For Springfield Elementary, the result of the strike was hiring substitute teachers ranging from the school’s “Groundskeeper” Willy to the senile community member Jasper Beardly to keep the kids in school. After about 22 minutes, the strike was resolved with the school renting out space for jail cells in the back of classrooms to bring in more revenue.
Jump forward 17 years later and the mid-’90’s episode again becomes relevant to social issues of today, with Chicago teachers striking this week for the first time in 25 years. This real-life scenario, however, isn’t getting many laughs.
On Friday the strike went onto its fifth day, leaving parents hard-pressed to find places for more than 350,000 children to spend time during the ballpark time of 8 a.m. to 3 p.m. as well as any after-school and transportation.
Chicago Teacher’s Union Chief Karen Lewis said in a press release Thursday, “We are optimistic but we are still hammering things out. ... Talks are ongoing. We’ve made progress in some areas, but still we have a way to go. Teachers, paraprofessionals and clinicians remain hopeful but energized.”
One of the oldest teacher’s unions in the U.S., the CTU has been in place for 75 years, and while www.unions.org reports Georgia is affiliated with about 50 national
and international unions, there are no teachers unions in the state.
Despite the existing unions in Georgia supporting the interest of workers in various trades ranging from auto, steel and cement industries, a 1947 law prohibits calling for a union-backed strike in which all members are required to participate.
Title 34, Chapter 6, Article 1 of Georgia code states, “It shall be unlawful for any person, acting alone or in concert with one or more other persons, to compel or attempt to compel any person to join or refrain from joining any labor organization or to strike or refrain from striking against his will by any threatened or actual interference with his person, immediate family, or physical property or by any threatened or actual interference with the pursuit of lawful employment by such person or by his immediate family.”
In other words, while the state has teacher organizations like the Professional Association of Georgia Educators and the Georgia Association of Educators, these aren’t considered unions, and in general, the law prohibits a labor organization to push for a strike from its members. If local teachers are unhappy with working conditions and policies, they don’t have the legal standing to strike as a union and therefore would have no job protection if they opted to walk out of the classroom or not show up to work.
Chicago school district officials said the main sticking points remained the city’s evaluation system and the union’s demands that laid-off teachers get top consideration for rehiring. The district worries that could result in principals being forced to hire unsuitable teachers.
The union says using student test scores to evaluate teacher performance is unfair, arguing that poor test results can be the result of poverty, hunger and other conditions beyond their control.
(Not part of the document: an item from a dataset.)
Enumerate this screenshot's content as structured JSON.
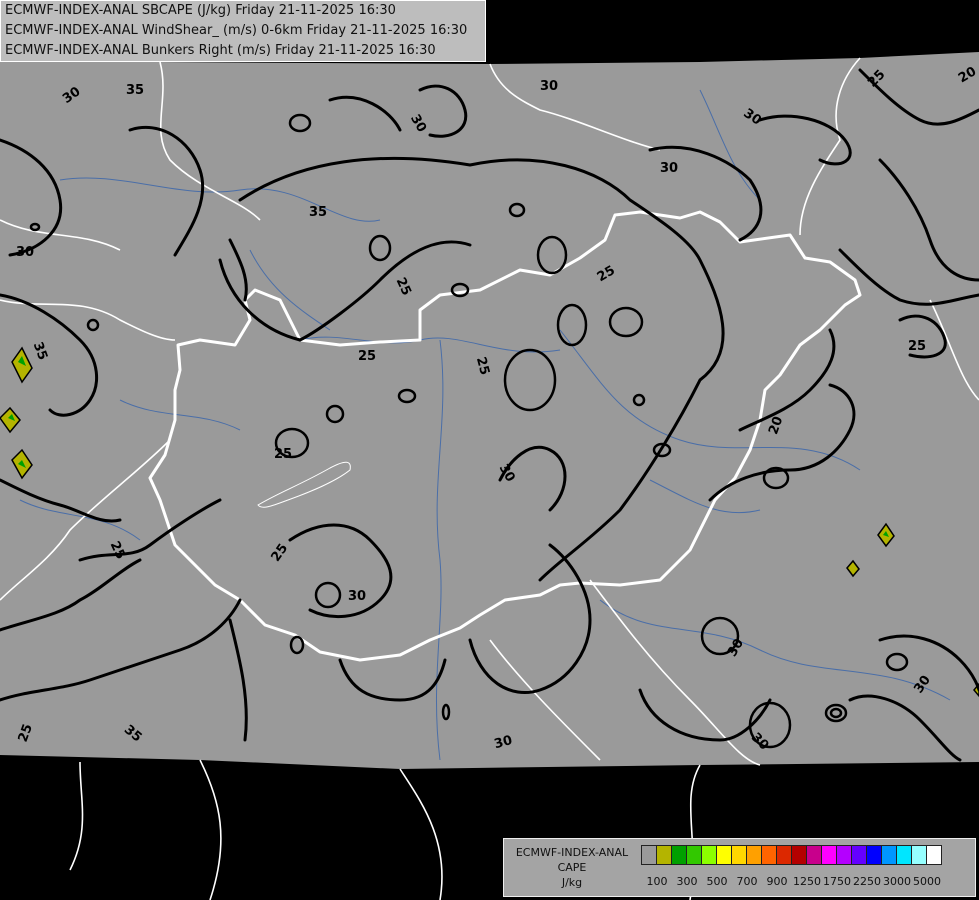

Under an older proposal by the district, the union estimated that 6,000 teachers could lose their jobs within two years.
Opposite of Chicago, a law passed this past year in Georgia prohibits raises based on improved student performance on standardized tests. Such an incentive was blamed as a precursor for Atlanta City Schools facing the biggest cheating scandal in U.S. history.
The recent vote of the Cartersville City Board of Education to privatize paraprofessionals and bus monitors left many upset, but the decision by the board could not result in an employee strike. These employees were left with the choice to work for the system via a private staffing agency or to not. There were no negotiations.
The average pay of a Chicago teacher is $74,236 versus Bartow County, where longtime teachers make less than $50,000.
Whether Chicago teachers are fighting for the right or wrong reasons can only be decided by those in the Chicago community, which greatly surpasses Bartow in terms of population, the number of schools and poverty.
Teachers have an obligation to their students that surpasses many obligations in the public sector and deserve support — something the state of Georgia and local communities apparently feel they can provide without the need for community or statewide teachers unions.
Working off the clock with students and parents, attending meetings and volunteering to chaperone school events while spending money out of one’s own pocket to support students is the norm for teachers. Most jobs in the public sector simply require a 40-hour workweek, with some jobs providing the same, if not greater, salary and benefits as a teaching position.
The unfortunate fact is as state and federal funding continues to be cut, local school districts have to do more with less while still providing quality education to the children of taxpayers and good teachers continue to find ways of making that idea work, often times at their own expense.
— The Associated Press contributed to this article.
Mark Andrews is the education reporter for The Daily Tribune News.